Beginning in the early 1970s, working alongside Mike Massa, he anchored television broadcasts of the sectional, district and state tournaments along with top dual meets and holiday tournaments on WVIZ-TV. He became the face of high school wrestling. He archived all these telecasts beginning in 1971 and made them available to anyone who requests them. Because of his corporate position as Vice-President of Planning for East Ohio Gas Company, the gas company underwrote the first 30 years of broadcasts on WVIZ.

The Ohio High School Athletic Association (OHSAA) adopted many of his recommendations to improve the state tournaments. He served as chairman of the seeding committee for the state dual meet tournament. In 1993 he was inducted into the Ohio Wrestling Hall of Fame.

A native of Parma and graduate of Parma Senior High School, Brian went on to earn a bachelor’s degree from Case Tech, an M.B.A. from Western Reserve and a Ph.D in statistics.

He spent his entire working career with East Ohio Gas in planning and research. He also spent 14 years as a math teacher and tutor at North Coast Academy.

He and his wife Cheryl live in Shaker Heights. They have five grown children and eight grandchildren.

Bill Beard

Induction Year : 2017

Sport: Hockey

Bill Beard was one cool high school hockey coach.

In the fast-paced game where emotions run high, Beard was able to keep the ideals of sportsmanship in the forefront. While not one to shy from stating his position, it was never Beard’s place to lose respect for the human side of competition.

It was just part of the base, along with solid knowledge of the game, that enabled him to establish University School as a perennial state-wide contender. With Beard at the helm for 16 seasons (1998-2014), the Preppers won two state championships  (2003 and 2009), and had two runner-up finishes (2002 and 2004). US won nine district titles, earning nine trips to the state tournament’s final four.

There were also seven Baron Cup tournament championships, four Greater Cleveland High School Hockey division titles and the 2009 triple crown of GCHSHL division, Baron Cup and state wins.

The final totals were 347 wins, 181 losses and 48 ties. His 2009 title team went 31-6-3.

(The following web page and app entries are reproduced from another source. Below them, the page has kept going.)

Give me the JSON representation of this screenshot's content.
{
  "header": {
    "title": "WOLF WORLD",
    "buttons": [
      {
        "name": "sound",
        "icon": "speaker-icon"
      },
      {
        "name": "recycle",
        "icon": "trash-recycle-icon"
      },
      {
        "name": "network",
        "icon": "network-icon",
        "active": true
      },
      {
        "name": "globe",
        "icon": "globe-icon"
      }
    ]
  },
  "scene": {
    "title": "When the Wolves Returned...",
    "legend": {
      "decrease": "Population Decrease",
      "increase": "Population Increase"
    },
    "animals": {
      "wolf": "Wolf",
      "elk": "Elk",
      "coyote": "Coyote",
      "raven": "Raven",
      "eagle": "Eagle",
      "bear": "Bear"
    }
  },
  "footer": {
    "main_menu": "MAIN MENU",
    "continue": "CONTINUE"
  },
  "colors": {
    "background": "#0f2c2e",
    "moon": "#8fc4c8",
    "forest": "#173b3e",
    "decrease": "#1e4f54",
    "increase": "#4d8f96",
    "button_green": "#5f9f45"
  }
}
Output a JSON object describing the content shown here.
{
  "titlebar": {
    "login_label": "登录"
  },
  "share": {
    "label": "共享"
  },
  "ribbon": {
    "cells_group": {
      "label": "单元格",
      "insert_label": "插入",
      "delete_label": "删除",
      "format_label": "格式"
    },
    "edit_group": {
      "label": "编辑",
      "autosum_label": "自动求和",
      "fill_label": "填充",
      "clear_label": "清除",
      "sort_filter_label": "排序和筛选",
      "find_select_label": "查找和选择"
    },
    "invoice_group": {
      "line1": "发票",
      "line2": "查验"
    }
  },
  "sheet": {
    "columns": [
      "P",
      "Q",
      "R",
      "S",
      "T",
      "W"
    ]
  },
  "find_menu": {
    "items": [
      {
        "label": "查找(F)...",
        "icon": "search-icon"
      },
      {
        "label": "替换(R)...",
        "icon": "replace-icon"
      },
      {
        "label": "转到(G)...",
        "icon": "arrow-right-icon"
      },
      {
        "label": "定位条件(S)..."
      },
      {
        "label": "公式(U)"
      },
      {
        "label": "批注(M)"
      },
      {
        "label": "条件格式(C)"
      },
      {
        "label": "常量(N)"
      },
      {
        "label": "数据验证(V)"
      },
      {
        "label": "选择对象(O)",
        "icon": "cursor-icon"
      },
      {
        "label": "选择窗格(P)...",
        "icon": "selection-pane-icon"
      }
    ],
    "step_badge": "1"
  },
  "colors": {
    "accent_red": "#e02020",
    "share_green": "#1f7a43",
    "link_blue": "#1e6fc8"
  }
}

A 1980 Cleveland Heights High graduate, Beard played hockey and baseball for the Tigers, At Princeton University, he logged one season of hockey and was a four-year pitcher for the New Jersey-based Tigers before graduating in 1985 with a sociology degree.

On the baseball side, he won several team awards, served as co-captain his senior season and stands tied for third on the school’s all-time list with 19 career victories. His .760 career winning percentage (19-6 in 49 appearances) ranks fourth.

Before taking over at US, Beard was an assistant hockey coach at Cleveland Heights that included a state championship, a state runner-up and two Baron Cup title. He served as an assistant coach at Kent State for two years, at Padua High for three and Team Ohio Midget AAA for three. He found time to be pitching coach At Case Western Reserve University for the 1987 season.

Beard was head hockey coach at Upper Arlington High for one season, going 21-9-3 in 2016-17. Living in Perrysburg, Ohio, plans call for Beard to work at Toledo St. Francis de Sales High, where he will also serve as hockey assistant coach.

Married to Courtney, the Beards have two children.